**REQUIRED ACTION**
Each entry needs to be retyped exactly.

(App and web page records)
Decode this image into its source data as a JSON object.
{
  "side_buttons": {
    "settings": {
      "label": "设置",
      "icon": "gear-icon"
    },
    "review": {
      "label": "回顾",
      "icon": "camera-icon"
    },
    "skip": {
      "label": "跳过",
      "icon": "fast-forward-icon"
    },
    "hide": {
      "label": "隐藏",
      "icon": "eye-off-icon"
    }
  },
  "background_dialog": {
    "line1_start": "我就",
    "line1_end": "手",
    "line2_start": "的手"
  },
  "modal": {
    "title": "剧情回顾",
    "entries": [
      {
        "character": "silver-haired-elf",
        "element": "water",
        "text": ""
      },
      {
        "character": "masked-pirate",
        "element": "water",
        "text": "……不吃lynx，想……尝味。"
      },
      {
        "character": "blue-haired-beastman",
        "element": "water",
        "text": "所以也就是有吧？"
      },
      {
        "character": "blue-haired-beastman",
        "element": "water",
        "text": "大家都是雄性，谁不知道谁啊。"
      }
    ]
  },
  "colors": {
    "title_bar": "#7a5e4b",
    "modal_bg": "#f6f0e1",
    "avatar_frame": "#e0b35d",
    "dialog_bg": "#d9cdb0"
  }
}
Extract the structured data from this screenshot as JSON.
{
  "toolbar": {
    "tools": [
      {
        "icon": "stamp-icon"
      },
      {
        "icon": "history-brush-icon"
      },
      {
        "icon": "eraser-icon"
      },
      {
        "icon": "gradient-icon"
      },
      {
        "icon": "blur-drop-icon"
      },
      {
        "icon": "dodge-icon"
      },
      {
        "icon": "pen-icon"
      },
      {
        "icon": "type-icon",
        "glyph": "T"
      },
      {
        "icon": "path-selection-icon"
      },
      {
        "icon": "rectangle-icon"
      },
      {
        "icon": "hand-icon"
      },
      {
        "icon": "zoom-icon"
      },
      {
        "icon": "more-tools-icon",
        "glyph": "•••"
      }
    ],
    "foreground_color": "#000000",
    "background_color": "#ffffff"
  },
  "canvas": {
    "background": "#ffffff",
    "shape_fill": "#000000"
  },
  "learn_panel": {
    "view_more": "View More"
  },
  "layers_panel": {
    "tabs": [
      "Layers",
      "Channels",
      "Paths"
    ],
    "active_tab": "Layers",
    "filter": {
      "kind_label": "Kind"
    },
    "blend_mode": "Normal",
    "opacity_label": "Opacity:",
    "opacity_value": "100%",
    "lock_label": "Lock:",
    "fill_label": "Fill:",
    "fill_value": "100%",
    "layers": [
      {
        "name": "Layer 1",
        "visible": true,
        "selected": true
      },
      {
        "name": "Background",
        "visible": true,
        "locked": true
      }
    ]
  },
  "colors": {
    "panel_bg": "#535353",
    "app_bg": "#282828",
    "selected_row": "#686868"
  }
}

**ANSWER FOR THE TASK**
Decode this image into its source data as a JSON object.
{
  "side_buttons": {
    "settings": {
      "label": "设置",
      "icon": "gear-icon"
    },
    "review": {
      "label": "回顾",
      "icon": "camera-icon"
    },
    "skip": {
      "label": "跳过",
      "icon": "fast-forward-icon"
    },
    "hide": {
      "label": "隐藏",
      "icon": "eye-off-icon"
    }
  },
  "background_dialog": {
    "line1_start": "我就",
    "line1_end": "手",
    "line2_start": "的手"
  },
  "modal": {
    "title": "剧情回顾",
    "entries": [
      {
        "character": "silver-haired-elf",
        "element": "water",
        "text": ""
      },
      {
        "character": "masked-pirate",
        "element": "water",
        "text": "……不吃lynx，想……尝味。"
      },
      {
        "character": "blue-haired-beastman",
        "element": "water",
        "text": "所以也就是有吧？"
      },
      {
        "character": "blue-haired-beastman",
        "element": "water",
        "text": "大家都是雄性，谁不知道谁啊。"
      }
    ]
  },
  "colors": {
    "title_bar": "#7a5e4b",
    "modal_bg": "#f6f0e1",
    "avatar_frame": "#e0b35d",
    "dialog_bg": "#d9cdb0"
  }
}
Extract the structured data from this screenshot as JSON.
{
  "toolbar": {
    "tools": [
      {
        "icon": "stamp-icon"
      },
      {
        "icon": "history-brush-icon"
      },
      {
        "icon": "eraser-icon"
      },
      {
        "icon": "gradient-icon"
      },
      {
        "icon": "blur-drop-icon"
      },
      {
        "icon": "dodge-icon"
      },
      {
        "icon": "pen-icon"
      },
      {
        "icon": "type-icon",
        "glyph": "T"
      },
      {
        "icon": "path-selection-icon"
      },
      {
        "icon": "rectangle-icon"
      },
      {
        "icon": "hand-icon"
      },
      {
        "icon": "zoom-icon"
      },
      {
        "icon": "more-tools-icon",
        "glyph": "•••"
      }
    ],
    "foreground_color": "#000000",
    "background_color": "#ffffff"
  },
  "canvas": {
    "background": "#ffffff",
    "shape_fill": "#000000"
  },
  "learn_panel": {
    "view_more": "View More"
  },
  "layers_panel": {
    "tabs": [
      "Layers",
      "Channels",
      "Paths"
    ],
    "active_tab": "Layers",
    "filter": {
      "kind_label": "Kind"
    },
    "blend_mode": "Normal",
    "opacity_label": "Opacity:",
    "opacity_value": "100%",
    "lock_label": "Lock:",
    "fill_label": "Fill:",
    "fill_value": "100%",
    "layers": [
      {
        "name": "Layer 1",
        "visible": true,
        "selected": true
      },
      {
        "name": "Background",
        "visible": true,
        "locked": true
      }
    ]
  },
  "colors": {
    "panel_bg": "#535353",
    "app_bg": "#282828",
    "selected_row": "#686868"
  }
}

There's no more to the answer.